I’m really hopeful that we see some kind of errata to how devastating wounds interact with what we’ve got here at the very least, and maybe some kind of Drukhari treatment if/when that doesn’t prove to be enough, because I don’t want points to fix this particular problem either. This isn’t going to stop me from putting the Golden Host on the table, I’m just not as enthusiastic as I wish I could be to do so.

Curie: Yea this book is a pretty stark contrast to the ork one – I see them celebrating on the other side of the fence. From a competitive standpoint I’m not entirely sure how you fix this without rewriting a considerable number of these detachments. At a minimum I’ll echo Falcon’s comment about Devastating Wounds being added to all the rules that give protection against Mortal Wounds.


Wings: Uhhh, you guys OK in here?



Normally my job is to try and find the nice (or at least interesting) things to say about weaker book so that players of the faction can make themselves feel better by calling me a shill on Reddit, but for this one I’ve got nothing. This book is easily the worst of 10th Edition so far, and I’m putting down a marker that this is going to be the first Codex that gets a Skysplinter-style supplemental detachment bolted on down the line, because you cannot leave a (relatively popular) faction languishing like this for multiple years.

I’m sort of fascinated by how this has happened, because it’s honestly pretty rare for a book to be this bad these days. My main conclusion is that Custodes needed to be significantly further along in the Codex cycle. Custodes have a small range that doesn’t provide many obvious things to anchor detachments off, and they’re extremely warping to the metagame when they’re too good (see the almost complete absence of other melee armies in early 10th). They needed to be kept on the shelf till the designers had enough detachments under their belt to be willing to get weird with it while still having the confidence that it wouldn’t break the game in half. As it is, this reads like the overwhelming priority was to make sure the early 10th builds were dead and buried, and the stuff that’s been brought in to replace it isn’t an even trade – there’s some interesting stuff in the Talons detachment, and you’d maybe be happy with it as the “mid but fun” detachment in a better book, but not without a detachment that gives you a solid competitive fallback alongside it.

In addition, and I keep banging this drum, it showcases that the Balance Dataslate rules need another look. I assume that an FAQ is going to be added to make all the Mortal resistance here work against Devastating Wounds as well, but why not just make that game-wide at this point – it’ll mean fewer book errata. Alongside that, the Battle Tactic one needs to change – it’s grimly hilarious that the Shield Captain-focused Detachment has no Battle Tactics for them to discount. Index Custodes were one of the big “targets” of that change anyway and uh, that’s not going to be a problem any more. Just make the Callidus Assassin 150pts at the same time, I’m sick of seeing her in every list.

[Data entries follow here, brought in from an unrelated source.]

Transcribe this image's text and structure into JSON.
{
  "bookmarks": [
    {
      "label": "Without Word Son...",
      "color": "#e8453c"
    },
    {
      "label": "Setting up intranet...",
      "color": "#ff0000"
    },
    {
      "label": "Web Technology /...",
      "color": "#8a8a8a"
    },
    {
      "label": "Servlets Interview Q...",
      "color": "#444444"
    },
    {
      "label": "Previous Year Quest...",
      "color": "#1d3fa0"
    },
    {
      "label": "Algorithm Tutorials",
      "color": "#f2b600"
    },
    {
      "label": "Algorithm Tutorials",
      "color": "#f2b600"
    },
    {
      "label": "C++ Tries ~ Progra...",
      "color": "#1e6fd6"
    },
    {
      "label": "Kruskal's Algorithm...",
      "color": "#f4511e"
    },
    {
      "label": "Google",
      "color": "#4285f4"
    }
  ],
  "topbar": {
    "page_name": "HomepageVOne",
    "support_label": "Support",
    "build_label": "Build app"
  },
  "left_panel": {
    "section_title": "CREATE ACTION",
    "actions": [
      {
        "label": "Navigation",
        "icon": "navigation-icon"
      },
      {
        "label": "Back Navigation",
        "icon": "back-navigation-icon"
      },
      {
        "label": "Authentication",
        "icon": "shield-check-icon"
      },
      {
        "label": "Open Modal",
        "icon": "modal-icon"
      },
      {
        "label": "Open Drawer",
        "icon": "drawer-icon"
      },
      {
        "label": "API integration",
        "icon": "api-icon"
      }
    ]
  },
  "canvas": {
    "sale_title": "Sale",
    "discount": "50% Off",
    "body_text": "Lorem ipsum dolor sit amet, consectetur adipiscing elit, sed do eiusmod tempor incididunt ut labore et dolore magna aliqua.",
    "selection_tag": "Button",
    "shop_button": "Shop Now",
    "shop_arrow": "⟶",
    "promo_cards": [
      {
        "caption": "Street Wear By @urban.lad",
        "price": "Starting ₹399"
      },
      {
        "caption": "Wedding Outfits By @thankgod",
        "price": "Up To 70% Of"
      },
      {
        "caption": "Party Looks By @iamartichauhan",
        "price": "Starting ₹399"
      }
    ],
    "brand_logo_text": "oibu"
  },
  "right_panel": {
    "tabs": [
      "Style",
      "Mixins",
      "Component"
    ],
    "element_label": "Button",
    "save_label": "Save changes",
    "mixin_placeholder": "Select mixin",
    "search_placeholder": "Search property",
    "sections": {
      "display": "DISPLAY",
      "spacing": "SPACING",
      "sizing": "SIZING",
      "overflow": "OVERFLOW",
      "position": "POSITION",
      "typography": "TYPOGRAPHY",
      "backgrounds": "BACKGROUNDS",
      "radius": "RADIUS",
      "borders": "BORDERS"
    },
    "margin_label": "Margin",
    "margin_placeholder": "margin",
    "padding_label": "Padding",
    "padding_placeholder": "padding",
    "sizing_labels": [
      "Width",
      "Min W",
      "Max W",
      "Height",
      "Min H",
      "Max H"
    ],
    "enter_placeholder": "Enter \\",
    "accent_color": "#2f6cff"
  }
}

All in all – this is pretty miserable. I don’t even like playing against Custodes, and I’m still not happy about this.

Rob: I am. This rules, actually.

Have any questions or feedback? Want to yell at us for being too nice? Feel like there’s something we missed? Scream incoherently at us in the comments below! Or email us at contact@goonhammer.comthough note that it’ll probably be Rob who reads your email.